Provided entries »

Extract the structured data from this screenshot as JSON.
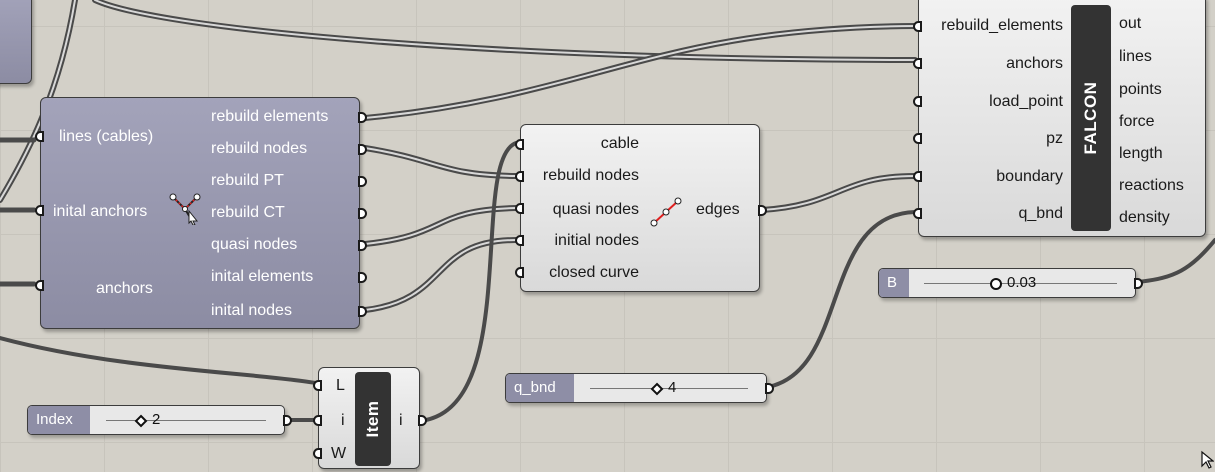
{
  "explode_component": {
    "inputs": [
      "lines (cables)",
      "inital anchors",
      "anchors"
    ],
    "outputs": [
      "rebuild elements",
      "rebuild nodes",
      "rebuild PT",
      "rebuild CT",
      "quasi nodes",
      "inital elements",
      "inital nodes"
    ],
    "icon": "explode-nodes-icon"
  },
  "edges_component": {
    "inputs": [
      "cable",
      "rebuild nodes",
      "quasi nodes",
      "initial nodes",
      "closed curve"
    ],
    "outputs": [
      "edges"
    ],
    "icon": "polyline-edges-icon"
  },
  "falcon_component": {
    "title": "FALCON",
    "inputs": [
      "rebuild_elements",
      "anchors",
      "load_point",
      "pz",
      "boundary",
      "q_bnd"
    ],
    "outputs": [
      "out",
      "lines",
      "points",
      "force",
      "length",
      "reactions",
      "density"
    ]
  },
  "item_component": {
    "title": "Item",
    "inputs": [
      "L",
      "i",
      "W"
    ],
    "outputs": [
      "i"
    ]
  },
  "sliders": {
    "b": {
      "name": "B",
      "value": "0.03",
      "position": 0.35
    },
    "q_bnd": {
      "name": "q_bnd",
      "value": "4",
      "position": 0.5
    },
    "index": {
      "name": "Index",
      "value": "2",
      "position": 0.25
    }
  },
  "colors": {
    "canvas": "#d3d0c8",
    "component_dark": "#9a9ab0",
    "component_light": "#e6e6e6",
    "wire": "#4a4a4a"
  }
}
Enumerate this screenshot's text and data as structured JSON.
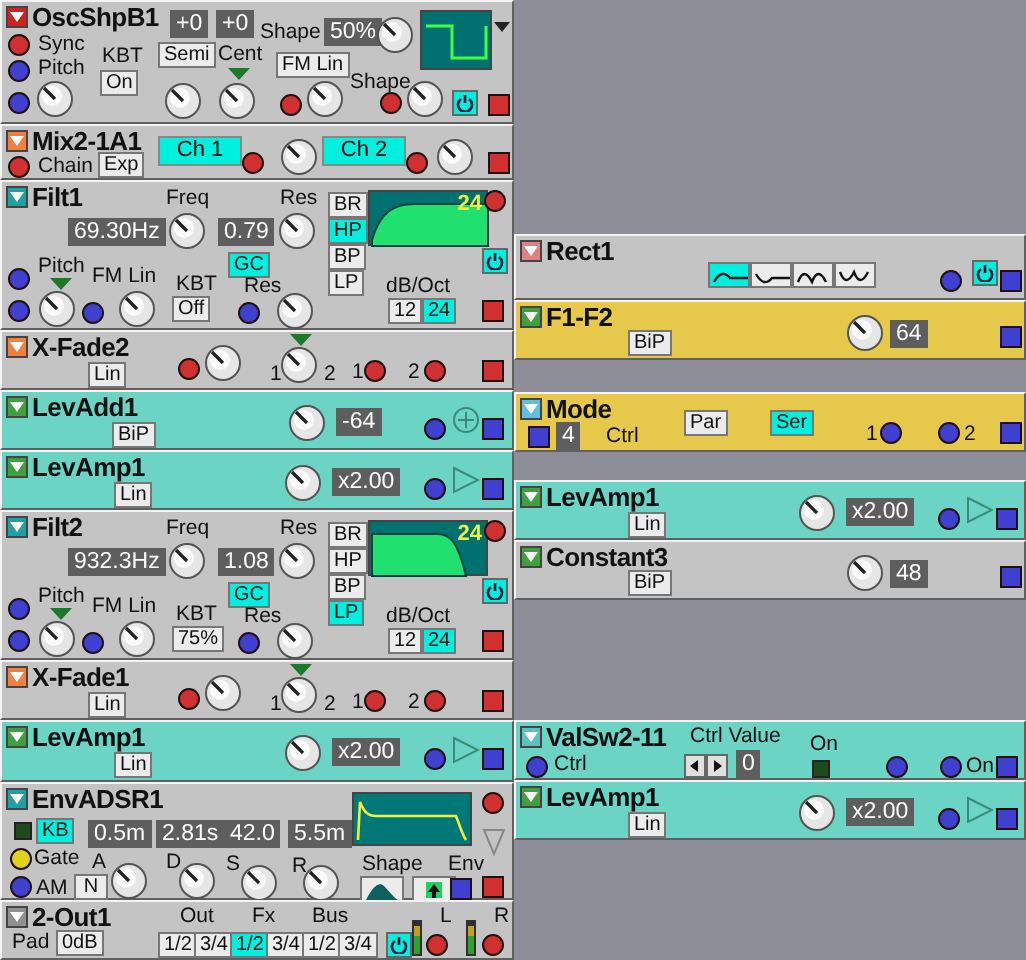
{
  "modules": [
    {
      "kind": "osc",
      "title": "OscShpB1",
      "color": "#c4c4c4",
      "icon": {
        "color": "#d02020"
      },
      "controls": [
        {
          "kind": "in",
          "color": "#d03030"
        },
        {
          "kind": "label",
          "text": "Sync"
        },
        {
          "kind": "in",
          "color": "#4040d0"
        },
        {
          "kind": "label",
          "text": "Pitch"
        },
        {
          "kind": "in",
          "color": "#4040d0"
        },
        {
          "kind": "knob"
        },
        {
          "kind": "label",
          "text": "KBT"
        },
        {
          "kind": "toggle",
          "text": "On",
          "selected": false
        },
        {
          "kind": "display",
          "text": "+0"
        },
        {
          "kind": "display",
          "text": "+0"
        },
        {
          "kind": "toggle",
          "text": "Semi",
          "selected": false
        },
        {
          "kind": "label",
          "text": "Cent"
        },
        {
          "kind": "marker"
        },
        {
          "kind": "knob"
        },
        {
          "kind": "knob"
        },
        {
          "kind": "toggle",
          "text": "FM Lin",
          "selected": false
        },
        {
          "kind": "label",
          "text": "Shape"
        },
        {
          "kind": "display",
          "text": "50%"
        },
        {
          "kind": "knob"
        },
        {
          "kind": "wave-graph"
        },
        {
          "kind": "dropdown"
        },
        {
          "kind": "in",
          "color": "#d03030"
        },
        {
          "kind": "knob"
        },
        {
          "kind": "label",
          "text": "Shape"
        },
        {
          "kind": "in",
          "color": "#d03030"
        },
        {
          "kind": "knob"
        },
        {
          "kind": "power",
          "on": true
        },
        {
          "kind": "out",
          "color": "#d03030"
        }
      ]
    },
    {
      "kind": "mix",
      "title": "Mix2-1A1",
      "color": "#c4c4c4",
      "icon": {
        "color": "#f08040"
      },
      "controls": [
        {
          "kind": "in",
          "color": "#d03030"
        },
        {
          "kind": "label",
          "text": "Chain"
        },
        {
          "kind": "toggle",
          "text": "Exp",
          "selected": false
        },
        {
          "kind": "tag",
          "text": "Ch 1"
        },
        {
          "kind": "in",
          "color": "#d03030"
        },
        {
          "kind": "knob"
        },
        {
          "kind": "tag",
          "text": "Ch 2"
        },
        {
          "kind": "in",
          "color": "#d03030"
        },
        {
          "kind": "knob"
        },
        {
          "kind": "out",
          "color": "#d03030"
        }
      ]
    },
    {
      "kind": "filter",
      "title": "Filt1",
      "color": "#c4c4c4",
      "icon": {
        "color": "#20a0a0"
      },
      "controls": [
        {
          "kind": "label",
          "text": "Freq"
        },
        {
          "kind": "display",
          "text": "69.30Hz"
        },
        {
          "kind": "knob"
        },
        {
          "kind": "label",
          "text": "Res"
        },
        {
          "kind": "display",
          "text": "0.79"
        },
        {
          "kind": "knob"
        },
        {
          "kind": "toggle",
          "text": "GC",
          "selected": true
        },
        {
          "kind": "toggle",
          "text": "BR",
          "selected": false
        },
        {
          "kind": "toggle",
          "text": "HP",
          "selected": true
        },
        {
          "kind": "toggle",
          "text": "BP",
          "selected": false
        },
        {
          "kind": "toggle",
          "text": "LP",
          "selected": false
        },
        {
          "kind": "filter-graph",
          "text": "24"
        },
        {
          "kind": "in",
          "color": "#d03030"
        },
        {
          "kind": "power",
          "on": true
        },
        {
          "kind": "out",
          "color": "#d03030"
        },
        {
          "kind": "in",
          "color": "#4040d0"
        },
        {
          "kind": "label",
          "text": "Pitch"
        },
        {
          "kind": "marker"
        },
        {
          "kind": "knob"
        },
        {
          "kind": "label",
          "text": "FM Lin"
        },
        {
          "kind": "in",
          "color": "#4040d0"
        },
        {
          "kind": "knob"
        },
        {
          "kind": "label",
          "text": "KBT"
        },
        {
          "kind": "toggle",
          "text": "Off",
          "selected": false
        },
        {
          "kind": "label",
          "text": "Res"
        },
        {
          "kind": "in",
          "color": "#4040d0"
        },
        {
          "kind": "knob"
        },
        {
          "kind": "label",
          "text": "dB/Oct"
        },
        {
          "kind": "toggle",
          "text": "12",
          "selected": false
        },
        {
          "kind": "toggle",
          "text": "24",
          "selected": true
        },
        {
          "kind": "in",
          "color": "#4040d0"
        }
      ]
    },
    {
      "kind": "xfade",
      "title": "X-Fade2",
      "color": "#c4c4c4",
      "icon": {
        "color": "#f08040"
      },
      "controls": [
        {
          "kind": "toggle",
          "text": "Lin",
          "selected": false
        },
        {
          "kind": "in",
          "color": "#d03030"
        },
        {
          "kind": "knob"
        },
        {
          "kind": "marker"
        },
        {
          "kind": "label",
          "text": "1"
        },
        {
          "kind": "knob"
        },
        {
          "kind": "label",
          "text": "2"
        },
        {
          "kind": "label",
          "text": "1"
        },
        {
          "kind": "in",
          "color": "#d03030"
        },
        {
          "kind": "label",
          "text": "2"
        },
        {
          "kind": "in",
          "color": "#d03030"
        },
        {
          "kind": "out",
          "color": "#d03030"
        }
      ]
    },
    {
      "kind": "levadd",
      "title": "LevAdd1",
      "color": "#6cd4c4",
      "icon": {
        "color": "#40a040"
      },
      "controls": [
        {
          "kind": "toggle",
          "text": "BiP",
          "selected": false
        },
        {
          "kind": "knob"
        },
        {
          "kind": "display",
          "text": "-64"
        },
        {
          "kind": "in",
          "color": "#4040d0"
        },
        {
          "kind": "adder"
        },
        {
          "kind": "out",
          "color": "#4040d0"
        }
      ]
    },
    {
      "kind": "levamp",
      "title": "LevAmp1",
      "color": "#6cd4c4",
      "icon": {
        "color": "#40a040"
      },
      "controls": [
        {
          "kind": "toggle",
          "text": "Lin",
          "selected": false
        },
        {
          "kind": "knob"
        },
        {
          "kind": "display",
          "text": "x2.00"
        },
        {
          "kind": "in",
          "color": "#4040d0"
        },
        {
          "kind": "amp"
        },
        {
          "kind": "out",
          "color": "#4040d0"
        }
      ]
    },
    {
      "kind": "filter",
      "title": "Filt2",
      "color": "#c4c4c4",
      "icon": {
        "color": "#20a0a0"
      },
      "controls": [
        {
          "kind": "label",
          "text": "Freq"
        },
        {
          "kind": "display",
          "text": "932.3Hz"
        },
        {
          "kind": "knob"
        },
        {
          "kind": "label",
          "text": "Res"
        },
        {
          "kind": "display",
          "text": "1.08"
        },
        {
          "kind": "knob"
        },
        {
          "kind": "toggle",
          "text": "GC",
          "selected": true
        },
        {
          "kind": "toggle",
          "text": "BR",
          "selected": false
        },
        {
          "kind": "toggle",
          "text": "HP",
          "selected": false
        },
        {
          "kind": "toggle",
          "text": "BP",
          "selected": false
        },
        {
          "kind": "toggle",
          "text": "LP",
          "selected": true
        },
        {
          "kind": "filter-graph",
          "text": "24"
        },
        {
          "kind": "in",
          "color": "#d03030"
        },
        {
          "kind": "power",
          "on": true
        },
        {
          "kind": "out",
          "color": "#d03030"
        },
        {
          "kind": "in",
          "color": "#4040d0"
        },
        {
          "kind": "label",
          "text": "Pitch"
        },
        {
          "kind": "marker"
        },
        {
          "kind": "knob"
        },
        {
          "kind": "label",
          "text": "FM Lin"
        },
        {
          "kind": "in",
          "color": "#4040d0"
        },
        {
          "kind": "knob"
        },
        {
          "kind": "label",
          "text": "KBT"
        },
        {
          "kind": "toggle",
          "text": "75%",
          "selected": false
        },
        {
          "kind": "label",
          "text": "Res"
        },
        {
          "kind": "in",
          "color": "#4040d0"
        },
        {
          "kind": "knob"
        },
        {
          "kind": "label",
          "text": "dB/Oct"
        },
        {
          "kind": "toggle",
          "text": "12",
          "selected": false
        },
        {
          "kind": "toggle",
          "text": "24",
          "selected": true
        },
        {
          "kind": "in",
          "color": "#4040d0"
        }
      ]
    },
    {
      "kind": "xfade",
      "title": "X-Fade1",
      "color": "#c4c4c4",
      "icon": {
        "color": "#f08040"
      },
      "controls": [
        {
          "kind": "toggle",
          "text": "Lin",
          "selected": false
        },
        {
          "kind": "in",
          "color": "#d03030"
        },
        {
          "kind": "knob"
        },
        {
          "kind": "marker"
        },
        {
          "kind": "label",
          "text": "1"
        },
        {
          "kind": "knob"
        },
        {
          "kind": "label",
          "text": "2"
        },
        {
          "kind": "label",
          "text": "1"
        },
        {
          "kind": "in",
          "color": "#d03030"
        },
        {
          "kind": "label",
          "text": "2"
        },
        {
          "kind": "in",
          "color": "#d03030"
        },
        {
          "kind": "out",
          "color": "#d03030"
        }
      ]
    },
    {
      "kind": "levamp",
      "title": "LevAmp1",
      "color": "#6cd4c4",
      "icon": {
        "color": "#40a040"
      },
      "controls": [
        {
          "kind": "toggle",
          "text": "Lin",
          "selected": false
        },
        {
          "kind": "knob"
        },
        {
          "kind": "display",
          "text": "x2.00"
        },
        {
          "kind": "in",
          "color": "#4040d0"
        },
        {
          "kind": "amp"
        },
        {
          "kind": "out",
          "color": "#4040d0"
        }
      ]
    },
    {
      "kind": "env",
      "title": "EnvADSR1",
      "color": "#c4c4c4",
      "icon": {
        "color": "#20a0a0"
      },
      "controls": [
        {
          "kind": "led",
          "on": false
        },
        {
          "kind": "toggle",
          "text": "KB",
          "selected": true
        },
        {
          "kind": "display",
          "text": "0.5m"
        },
        {
          "kind": "display",
          "text": "2.81s"
        },
        {
          "kind": "display",
          "text": "42.0"
        },
        {
          "kind": "display",
          "text": "5.5m"
        },
        {
          "kind": "env-graph"
        },
        {
          "kind": "in",
          "color": "#e0d020"
        },
        {
          "kind": "label",
          "text": "Gate"
        },
        {
          "kind": "label",
          "text": "A"
        },
        {
          "kind": "in",
          "color": "#4040d0"
        },
        {
          "kind": "label",
          "text": "AM"
        },
        {
          "kind": "toggle",
          "text": "N",
          "selected": false
        },
        {
          "kind": "knob"
        },
        {
          "kind": "label",
          "text": "D"
        },
        {
          "kind": "knob"
        },
        {
          "kind": "label",
          "text": "S"
        },
        {
          "kind": "knob"
        },
        {
          "kind": "label",
          "text": "R"
        },
        {
          "kind": "knob"
        },
        {
          "kind": "label",
          "text": "Shape"
        },
        {
          "kind": "shape-button"
        },
        {
          "kind": "arrow-button"
        },
        {
          "kind": "label",
          "text": "Env"
        },
        {
          "kind": "out",
          "color": "#4040d0"
        },
        {
          "kind": "in",
          "color": "#d03030"
        },
        {
          "kind": "signal-arrow"
        },
        {
          "kind": "out",
          "color": "#d03030"
        }
      ]
    },
    {
      "kind": "out2",
      "title": "2-Out1",
      "color": "#c4c4c4",
      "icon": {
        "color": "#909090"
      },
      "controls": [
        {
          "kind": "label",
          "text": "Out"
        },
        {
          "kind": "label",
          "text": "Fx"
        },
        {
          "kind": "label",
          "text": "Bus"
        },
        {
          "kind": "label",
          "text": "L"
        },
        {
          "kind": "label",
          "text": "R"
        },
        {
          "kind": "label",
          "text": "Pad"
        },
        {
          "kind": "toggle",
          "text": "0dB",
          "selected": false
        },
        {
          "kind": "toggle",
          "text": "1/2",
          "selected": false
        },
        {
          "kind": "toggle",
          "text": "3/4",
          "selected": false
        },
        {
          "kind": "toggle",
          "text": "1/2",
          "selected": true
        },
        {
          "kind": "toggle",
          "text": "3/4",
          "selected": false
        },
        {
          "kind": "toggle",
          "text": "1/2",
          "selected": false
        },
        {
          "kind": "toggle",
          "text": "3/4",
          "selected": false
        },
        {
          "kind": "power",
          "on": true
        },
        {
          "kind": "meter"
        },
        {
          "kind": "in",
          "color": "#d03030"
        },
        {
          "kind": "meter"
        },
        {
          "kind": "in",
          "color": "#d03030"
        }
      ]
    },
    {
      "kind": "rect",
      "title": "Rect1",
      "color": "#c4c4c4",
      "icon": {
        "color": "#e08080"
      },
      "controls": [
        {
          "kind": "wave-button",
          "selected": true
        },
        {
          "kind": "wave-button",
          "selected": false
        },
        {
          "kind": "wave-button",
          "selected": false
        },
        {
          "kind": "wave-button",
          "selected": false
        },
        {
          "kind": "in",
          "color": "#4040d0"
        },
        {
          "kind": "power",
          "on": true
        },
        {
          "kind": "out",
          "color": "#4040d0"
        }
      ]
    },
    {
      "kind": "constant",
      "title": "F1-F2",
      "color": "#e6c84a",
      "icon": {
        "color": "#40a040"
      },
      "controls": [
        {
          "kind": "toggle",
          "text": "BiP",
          "selected": false
        },
        {
          "kind": "knob"
        },
        {
          "kind": "display",
          "text": "64"
        },
        {
          "kind": "out",
          "color": "#4040d0"
        }
      ]
    },
    {
      "kind": "mode",
      "title": "Mode",
      "color": "#e6c84a",
      "icon": {
        "color": "#60c0e0"
      },
      "controls": [
        {
          "kind": "out",
          "color": "#4040d0"
        },
        {
          "kind": "display",
          "text": "4"
        },
        {
          "kind": "label",
          "text": "Ctrl"
        },
        {
          "kind": "toggle",
          "text": "Par",
          "selected": false
        },
        {
          "kind": "toggle",
          "text": "Ser",
          "selected": true
        },
        {
          "kind": "label",
          "text": "1"
        },
        {
          "kind": "in",
          "color": "#4040d0"
        },
        {
          "kind": "in",
          "color": "#4040d0"
        },
        {
          "kind": "label",
          "text": "2"
        },
        {
          "kind": "out",
          "color": "#4040d0"
        }
      ]
    },
    {
      "kind": "levamp",
      "title": "LevAmp1",
      "color": "#6cd4c4",
      "icon": {
        "color": "#40a040"
      },
      "controls": [
        {
          "kind": "toggle",
          "text": "Lin",
          "selected": false
        },
        {
          "kind": "knob"
        },
        {
          "kind": "display",
          "text": "x2.00"
        },
        {
          "kind": "in",
          "color": "#4040d0"
        },
        {
          "kind": "amp"
        },
        {
          "kind": "out",
          "color": "#4040d0"
        }
      ]
    },
    {
      "kind": "constant",
      "title": "Constant3",
      "color": "#c4c4c4",
      "icon": {
        "color": "#40a040"
      },
      "controls": [
        {
          "kind": "toggle",
          "text": "BiP",
          "selected": false
        },
        {
          "kind": "knob"
        },
        {
          "kind": "display",
          "text": "48"
        },
        {
          "kind": "out",
          "color": "#4040d0"
        }
      ]
    },
    {
      "kind": "valsw",
      "title": "ValSw2-11",
      "color": "#6cd4c4",
      "icon": {
        "color": "#60c0c0"
      },
      "controls": [
        {
          "kind": "in",
          "color": "#4040d0"
        },
        {
          "kind": "label",
          "text": "Ctrl"
        },
        {
          "kind": "label",
          "text": "Ctrl Value"
        },
        {
          "kind": "stepper"
        },
        {
          "kind": "display",
          "text": "0"
        },
        {
          "kind": "label",
          "text": "On"
        },
        {
          "kind": "led",
          "on": false
        },
        {
          "kind": "in",
          "color": "#4040d0"
        },
        {
          "kind": "in",
          "color": "#4040d0"
        },
        {
          "kind": "label",
          "text": "On"
        },
        {
          "kind": "out",
          "color": "#4040d0"
        }
      ]
    },
    {
      "kind": "levamp",
      "title": "LevAmp1",
      "color": "#6cd4c4",
      "icon": {
        "color": "#40a040"
      },
      "controls": [
        {
          "kind": "toggle",
          "text": "Lin",
          "selected": false
        },
        {
          "kind": "knob"
        },
        {
          "kind": "display",
          "text": "x2.00"
        },
        {
          "kind": "in",
          "color": "#4040d0"
        },
        {
          "kind": "amp"
        },
        {
          "kind": "out",
          "color": "#4040d0"
        }
      ]
    }
  ]
}
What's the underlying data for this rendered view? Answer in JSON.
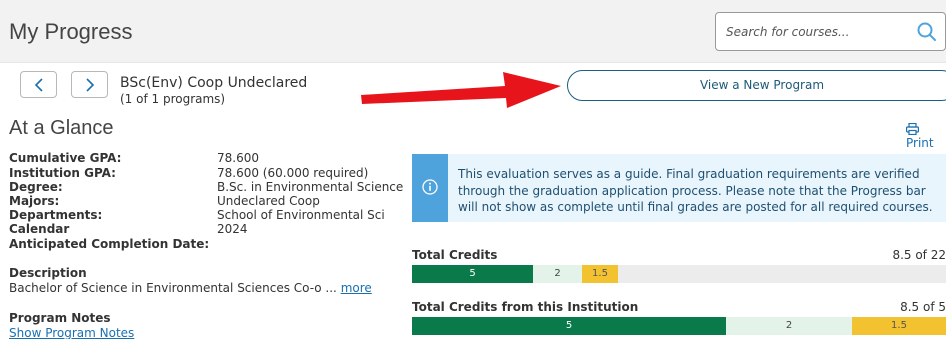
{
  "header": {
    "title": "My Progress",
    "search_placeholder": "Search for courses...",
    "search_icon": "search-icon"
  },
  "program_nav": {
    "prev_icon": "chevron-left-icon",
    "next_icon": "chevron-right-icon",
    "program_name": "BSc(Env) Coop Undeclared",
    "program_count": "(1 of 1 programs)",
    "view_new_program_label": "View a New Program"
  },
  "glance": {
    "heading": "At a Glance",
    "print_label": "Print",
    "print_icon": "printer-icon",
    "details": [
      {
        "label": "Cumulative GPA:",
        "value": "78.600"
      },
      {
        "label": "Institution GPA:",
        "value": "78.600 (60.000 required)"
      },
      {
        "label": "Degree:",
        "value": "B.Sc. in Environmental Science"
      },
      {
        "label": "Majors:",
        "value": "Undeclared Coop"
      },
      {
        "label": "Departments:",
        "value": "School of Environmental Sci"
      },
      {
        "label": "Calendar",
        "value": "2024"
      },
      {
        "label": "Anticipated Completion Date:",
        "value": ""
      }
    ],
    "description_heading": "Description",
    "description_text": "Bachelor of Science in Environmental Sciences Co-o ...",
    "description_more": "more",
    "program_notes_heading": "Program Notes",
    "program_notes_link": "Show Program Notes"
  },
  "notice": {
    "icon": "info-icon",
    "text": "This evaluation serves as a guide. Final graduation requirements are verified through the graduation application process. Please note that the Progress bar will not show as complete until final grades are posted for all required courses."
  },
  "credits": [
    {
      "label": "Total Credits",
      "summary": "8.5 of 22",
      "completed": 5,
      "in_progress": 2,
      "planned": 1.5,
      "required": 22,
      "completed_label": "5",
      "in_progress_label": "2",
      "planned_label": "1.5"
    },
    {
      "label": "Total Credits from this Institution",
      "summary": "8.5 of 5",
      "completed": 5,
      "in_progress": 2,
      "planned": 1.5,
      "required": 5,
      "completed_label": "5",
      "in_progress_label": "2",
      "planned_label": "1.5"
    }
  ],
  "colors": {
    "completed": "#0b7a4b",
    "in_progress": "#e3f3ea",
    "planned": "#f2c230",
    "link": "#1a6fb0",
    "annotation_arrow": "#e8141b"
  }
}
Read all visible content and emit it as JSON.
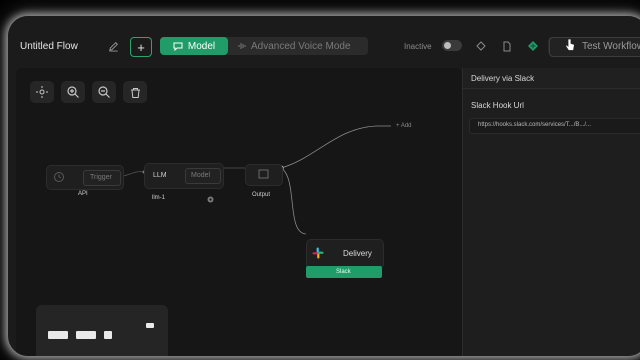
{
  "app": {
    "title": "Untitled Flow",
    "inactive_label": "Inactive",
    "accent_color": "#1f9c67"
  },
  "toolbar": {
    "edit_icon": "pencil-icon",
    "add_icon": "plus-icon",
    "add_label": "+",
    "mode_tabs": [
      {
        "label": "Model",
        "icon": "chat-icon",
        "active": true
      },
      {
        "label": "Advanced Voice Mode",
        "icon": "waveform-icon",
        "active": false
      }
    ],
    "status_toggle_on": false,
    "actions": [
      "code-icon",
      "document-icon",
      "slack-icon",
      "image-icon"
    ],
    "test_label": "Test Workflow"
  },
  "canvas": {
    "tools": [
      "recenter-icon",
      "zoom-in-icon",
      "zoom-out-icon",
      "delete-icon"
    ],
    "nodes": {
      "api": {
        "label": "API",
        "input_label": "Trigger"
      },
      "llm": {
        "title": "LLM",
        "subtitle": "llm-1",
        "input_label": "Model"
      },
      "output": {
        "label": "Output"
      },
      "delivery": {
        "label": "Delivery",
        "badge": "Slack"
      },
      "add": {
        "label": "+ Add"
      }
    }
  },
  "panel": {
    "title": "Delivery via Slack",
    "field_label": "Slack Hook Url",
    "field_value": "https://hooks.slack.com/services/T.../B.../..."
  }
}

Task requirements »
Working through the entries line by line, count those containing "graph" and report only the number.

Finished task »
4